In letter written from his cell, Morehu-Barlow explained that he turned to crime because he wanted to ‘become someone’.
He also claimed to have helped more than 50 inmates with their parole applications and they’ve all been successful, except for his.
‘My one is political, I know that, that’s why I expect not to go home,’ he wrote.
‘I am prepared for them to say no again. I am the perfect inmate, a role model inmate. If my crime wasn’t against the government I would be home already.’
In 2013 he was sentenced to 14 years behind bars at Wolston Correctional Centre in Brisbane’s south-west and became eligible for parole in December 2016
Despite that Morehu-Barlow still owes the state government $12million but will likely never pay it back because he does not have the money
In the letters, he acknowledged the shame he brought to his family and asked for forgiveness from his mother.
He said the time in jail had taught him to appreciate family more than ever before as he is preparing a third application to the Parole Board.
‘I know now the most precious gift/item/things in life is not money, wealth, flash house or cars – it’s people, particularly family,’ he said.
The fraudster’s crimes began in 2004 when he walked into Queensland Health with a fake law degree and quickly climbed the ranks to become a finance officer.
In the following six years he stole money and covered it up by saying he was royalty, beginning by transferring small amounts meant for charities into his private bank account.
Kiwi-born Joseph Hohepa Morehu-Barlow (pictured) defrauded his employer Queensland Health in a four year span where he roped in almost $17million
In 2013 luxurious items seized from Morehu-Barlow’s were auctioned in Brisbane, raising money for Queensland Health
When he found he wasn’t getting caught he started transferring public funds into his own accounts.
In 2011, $11 million went missing from Queensland Health, which Morehu-Barlow used to buy a luxury apartment for $5.4 million, gaining attention from authorities.
Before his arrest in December 2011, Morehu-Barlow would tell friends and colleagues he was a Polynesian prince.
Before his arrest in December 2011, Morehu-Barlow would tell friends and colleagues he was a Polynesian prince
This allowed him to live an extravagant life where he would splash on exorbitant branded goods, gifts for friends and a multimillion-dollar luxury New Farm unit.
Morehu-Barlow was handed a 14-year jail sentence in 2013, with parole eligible in December 2016.
Since being eligible for parole, he has cost taxpayers almost $130,000 while remaining locked away in Wolston Jail, near Brisbane.
According to official Queensland Corrective Services prisoner prices, it would cost a minimum of $65,000 to house and feed him for a year.
The first request for parole in February 2017 was denied by the parole board while a second request in November 2017 was deferred before it was again denied.
The outcome of the request was unclear but it is understood the board previously decided he would be an ‘unacceptable risk to the New Zealand community’.

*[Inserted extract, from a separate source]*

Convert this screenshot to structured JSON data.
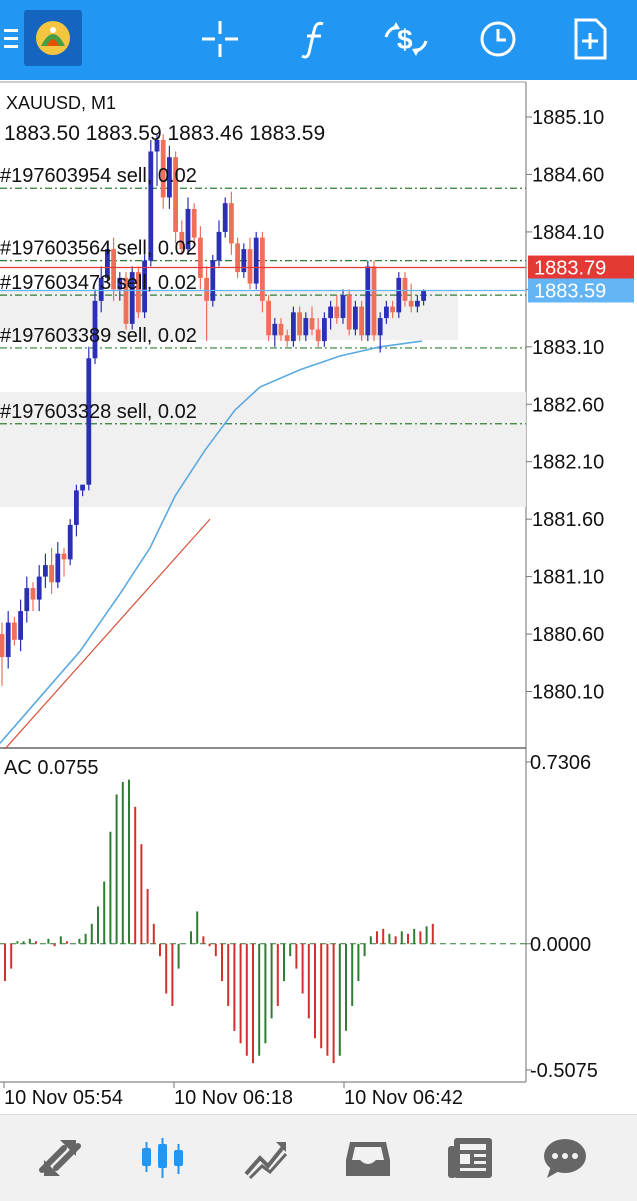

Despite authorities claiming they have recovered about $11.88 million, Morehu-Barlow owes the state an increased amount of $11.6 million – due to more than $50,000 of interest accumulating each month.
This allowed him to life an extravagant life where he would splash on exorbitant branded goods, gifts for friends and a multimillion-dollar luxury New Farm unit (pictured: police investigating his riverfront apartment)
Morehu-Barlow’s visa was automatically cancelled under the Migration Act.
The act, which was updated in 2014, aims to target foreign nationals convicted of crimes with a minimum one-year jail sentence.
When eventually released in New Zealand, Morehu-Barlow will face ‘parole-like’ conditions.
The State Government can continue to pursue him for the money by applying to register his debt.
In 2013 luxurious items seized from Morehu-Barlow’s were auctioned in Brisbane, raising money for Queensland Health.
The auction included dozens of items from his one of his favourite designers, Louis Vuitton, as well as art, designer alcohol and appliances.
The auction (pictured) included dozens of items from his one of his favourite designers, Louis Vuitton, as well as art, designer alcohol and appliances